Both players were among the group of possible early enrollees, and Henderson, though announced as an addition on Wednesday, was waiting for some final academic clearances before he could move to Knoxville. Creamer, out of Eastern Christian Academy in Maryland, was in a similar position with the NCAA clearinghouse.

Henderson was not among the dozen new players who began classes Wednesday, and he'll now instead sign in February and enroll in the summer with the rest of Tennessee's 2014 recruiting class, with Creamer taking his place.

Creamer's early arrival will allow the Vols to get a head start on determining where to put the 6-3, 223-pounder, who played receiver this past season. He's rated as a three-star prospect by every major recruiting service. His father, Andre Creamer, played defensive back and returned punts for the Vols (1984-87).

"Neiko is a big athlete that can do a variety of things," Tennessee receivers coach Zach Azzanni said. "He loves the game and understands Tennessee football.

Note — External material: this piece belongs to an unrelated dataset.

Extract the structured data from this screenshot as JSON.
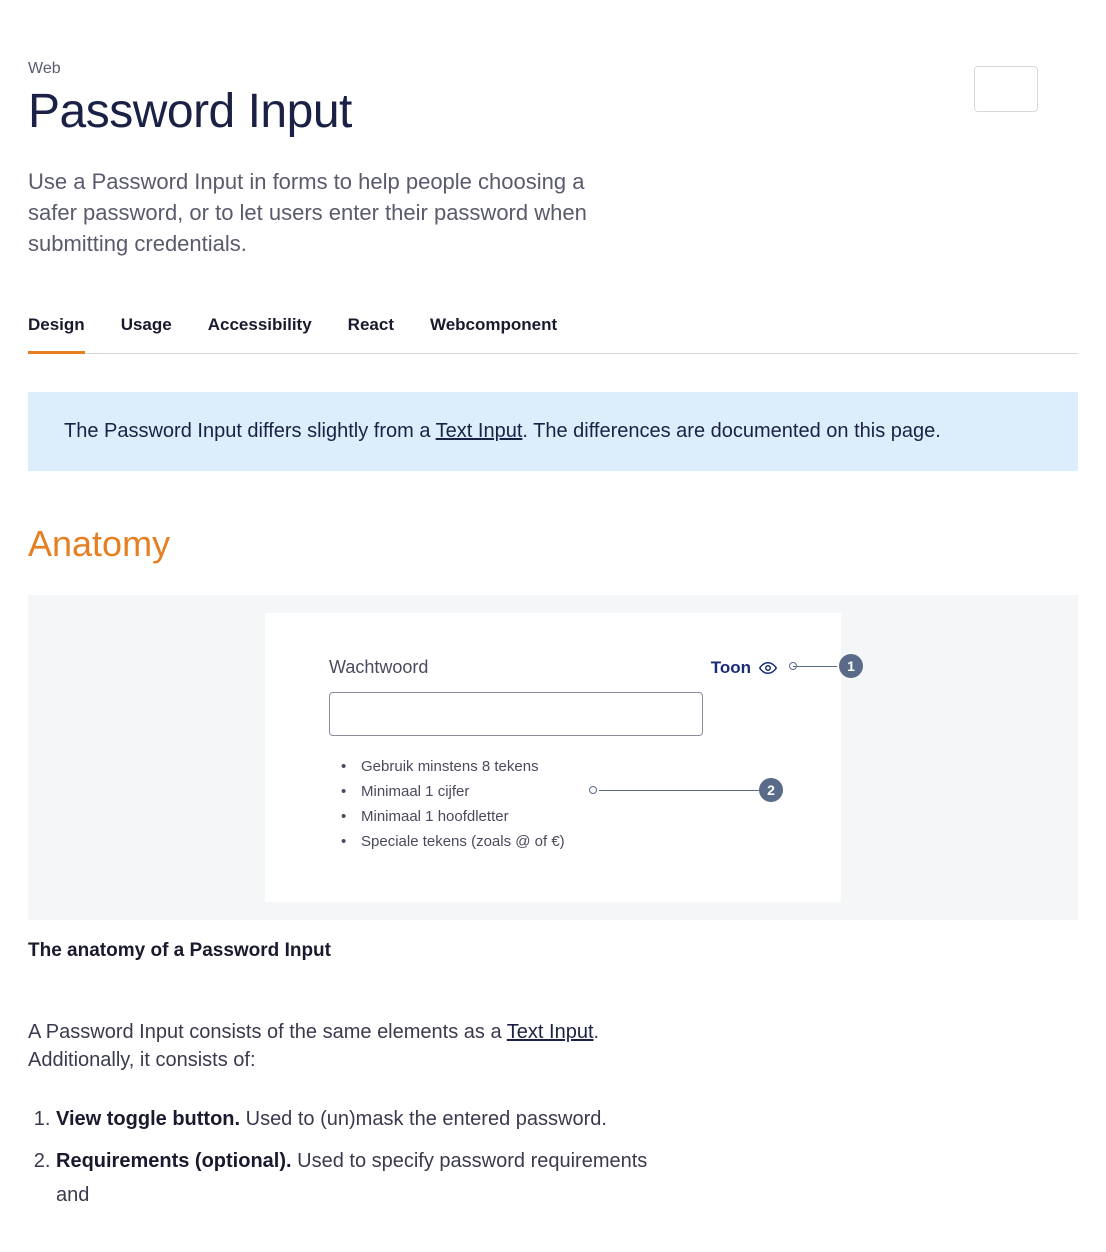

We are excited to have him as a part of what we are building."